LOS ANGELES — Pioneering surfboard maker Gordie Duane was helping to transform Huntington Beach, Calif., into a surfing capital when he received the city’s first ticket — for surfing illegally.
The surfboard shop he opened at the foot of the town’s pier in 1956 also served as a hangout for local kids who skipped school to catch waves. Huntington Beach took aim at the behavior by banning surfing after 10 a.m., then made a statement by singling out Duane as the first official scofflaw, he later recalled.
“Back in 1956, they didn’t want surfing in this town. Man, that was a bad element,” Duane told the Los Angeles Times in 1997, the year he was inducted into the Huntington Beach Surfing Walk of Fame.
Duane, whose surfboards were prized for their craftsmanship and design, died July 27 of natural causes in Huntington Beach, said Jim Amormino, a spokesman for the Orange County Sheriff’s Department. He was 80.
“He was sort of the Mr. Big of board making in Huntington Beach when Huntington was the board-making center of the world,” in the late 1950s and early 1960s, said Matt Warshaw, author of “The Encyclopedia of Surfing.”
When Duane opened Gordie Surfboards, dozens of other surfers were making and selling boards, but only his good friends Dale Velzy and Hobie Alter had similar storefront retail operations in Southern California, Warshaw said.
As balsa wood gave way to polyurethane foam-core surfboards, Duane was among the first manufacturers to strengthen them in 1958 by incorporating a thin strip of wood — called a stringer — down the center from nose to tail. The look endured.
“They’re still like that,” Duane told the Times in 1980. “I have a reputation for being a rebel … but history is still history. God, if I’d have patented that!”
The surfing community nicknamed him the Compton Cabinet Maker, a nod to his beginnings.

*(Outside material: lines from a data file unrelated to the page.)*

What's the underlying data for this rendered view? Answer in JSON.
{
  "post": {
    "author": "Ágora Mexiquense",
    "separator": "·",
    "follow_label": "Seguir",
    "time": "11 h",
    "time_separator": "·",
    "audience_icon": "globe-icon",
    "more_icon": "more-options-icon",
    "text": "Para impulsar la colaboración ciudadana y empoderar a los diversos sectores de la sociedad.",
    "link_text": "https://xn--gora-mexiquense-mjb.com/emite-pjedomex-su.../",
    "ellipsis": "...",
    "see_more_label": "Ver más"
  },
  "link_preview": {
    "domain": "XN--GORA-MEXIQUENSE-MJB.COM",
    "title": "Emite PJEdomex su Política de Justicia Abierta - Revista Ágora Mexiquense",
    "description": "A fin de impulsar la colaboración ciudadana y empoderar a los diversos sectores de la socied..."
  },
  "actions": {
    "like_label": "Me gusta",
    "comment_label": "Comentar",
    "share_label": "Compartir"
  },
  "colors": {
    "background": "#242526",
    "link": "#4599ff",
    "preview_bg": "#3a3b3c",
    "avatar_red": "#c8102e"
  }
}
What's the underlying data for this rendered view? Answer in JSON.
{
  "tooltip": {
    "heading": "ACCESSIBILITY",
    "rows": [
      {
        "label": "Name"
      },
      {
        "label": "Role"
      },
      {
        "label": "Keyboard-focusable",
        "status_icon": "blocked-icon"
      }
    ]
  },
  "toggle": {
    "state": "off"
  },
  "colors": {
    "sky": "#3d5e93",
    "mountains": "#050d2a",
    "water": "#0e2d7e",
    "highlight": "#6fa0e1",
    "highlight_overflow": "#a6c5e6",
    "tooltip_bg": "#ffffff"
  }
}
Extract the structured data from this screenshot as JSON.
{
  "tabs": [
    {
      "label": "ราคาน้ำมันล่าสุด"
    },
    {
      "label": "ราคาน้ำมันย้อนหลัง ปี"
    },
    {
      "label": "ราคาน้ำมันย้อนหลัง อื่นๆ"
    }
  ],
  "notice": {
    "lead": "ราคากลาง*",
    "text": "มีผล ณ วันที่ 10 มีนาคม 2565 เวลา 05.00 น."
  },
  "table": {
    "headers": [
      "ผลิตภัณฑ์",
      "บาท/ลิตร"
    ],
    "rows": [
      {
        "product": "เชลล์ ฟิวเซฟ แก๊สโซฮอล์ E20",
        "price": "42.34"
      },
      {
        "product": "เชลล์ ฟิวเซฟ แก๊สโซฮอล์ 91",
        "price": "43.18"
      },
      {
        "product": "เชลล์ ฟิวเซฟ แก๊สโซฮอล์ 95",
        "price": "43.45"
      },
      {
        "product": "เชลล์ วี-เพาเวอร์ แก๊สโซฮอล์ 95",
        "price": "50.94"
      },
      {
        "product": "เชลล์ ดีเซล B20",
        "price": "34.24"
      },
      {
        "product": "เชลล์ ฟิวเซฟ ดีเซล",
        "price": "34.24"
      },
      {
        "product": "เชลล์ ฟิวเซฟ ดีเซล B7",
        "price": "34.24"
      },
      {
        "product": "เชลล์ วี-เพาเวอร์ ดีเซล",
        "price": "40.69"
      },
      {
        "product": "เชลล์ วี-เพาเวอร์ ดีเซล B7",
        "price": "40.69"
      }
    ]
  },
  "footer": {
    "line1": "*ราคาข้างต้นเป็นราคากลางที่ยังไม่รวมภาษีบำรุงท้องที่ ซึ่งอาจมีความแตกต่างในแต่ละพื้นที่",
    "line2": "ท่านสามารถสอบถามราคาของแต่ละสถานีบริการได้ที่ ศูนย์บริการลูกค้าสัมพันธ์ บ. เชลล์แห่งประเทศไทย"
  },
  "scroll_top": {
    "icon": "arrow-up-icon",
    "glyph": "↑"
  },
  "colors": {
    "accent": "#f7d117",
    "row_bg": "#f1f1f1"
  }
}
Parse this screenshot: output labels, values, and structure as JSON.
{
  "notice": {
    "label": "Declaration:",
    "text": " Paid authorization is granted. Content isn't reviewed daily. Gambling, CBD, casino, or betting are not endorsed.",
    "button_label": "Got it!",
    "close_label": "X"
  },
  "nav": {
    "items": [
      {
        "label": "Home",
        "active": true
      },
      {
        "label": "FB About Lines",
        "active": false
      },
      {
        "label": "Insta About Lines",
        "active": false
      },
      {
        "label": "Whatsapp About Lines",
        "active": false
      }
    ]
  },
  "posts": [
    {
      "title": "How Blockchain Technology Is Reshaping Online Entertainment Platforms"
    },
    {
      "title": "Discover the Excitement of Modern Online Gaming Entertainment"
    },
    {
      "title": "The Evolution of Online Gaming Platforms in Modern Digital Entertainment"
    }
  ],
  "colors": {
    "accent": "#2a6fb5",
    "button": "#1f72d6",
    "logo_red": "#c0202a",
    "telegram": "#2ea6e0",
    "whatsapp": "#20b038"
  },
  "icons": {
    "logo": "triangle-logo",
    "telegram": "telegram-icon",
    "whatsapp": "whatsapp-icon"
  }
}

Regarded as a talented surfboard shaper, he originally honed his skill with wood while working at his uncle’s cabinet shop.
“Gordie was a supreme craftsman and his shapes were better than most,” Steve Pezman, publisher of the Surfer’s Journal, wrote in a remembrance.
In the late 1950s, Duane was also known as the “King of the Abstracts” for dramatic designs that ran the length of the board, according to Pezman.
After a 1958 fire destroyed Duane’s shop, he reopened nearby on Pacific Coast Highway and remained in business until 1988.
“He truly helped turn Huntington Beach into ‘Surf City,’ “ said Tom Hamilton, who joined the local surfing scene in the 1960s. “He was one of the giants.”
Gordon Patrick Duane was born Feb. 2, 1931, in Los Angeles and learned to surf in his early 20s while serving in the Navy at Pearl Harbor. He made his first surfboard out of surplus balsa wood from Navy rafts.
Upon leaving the military, he moved to Compton and started making commercial surfboards in his parents’ Lynwood garage.
As a surfer, he was a member of the Hole in the Wall Gang, a Huntington Beach group that was the hottest team in amateur surfing in 1977. At the time, members ranged in age from 23 to 54 and had won about 20 Western Surfing Association contests in a row. “Our mean age is mean,” Duane, then 46, told the Times in 1977.
The “rowdy bunch” first surfed together in the 1950s. The group’s godfather was Duane, whose surf shop doubled as team headquarters.
The Hole in the Wall Gang is scheduled to be inducted into the Surfing Walk of Fame on Thursday.
Duane’s survivors include a daughter.
(c) 2011, Los Angeles Times.
Visit the Los Angeles Times on the Internet at http:///www.latimes.com/.
Distributed by McClatchy-Tribune Information Services.
PHOTO (from MCT Photo Service, 202-383-6099): DUANE-OBIT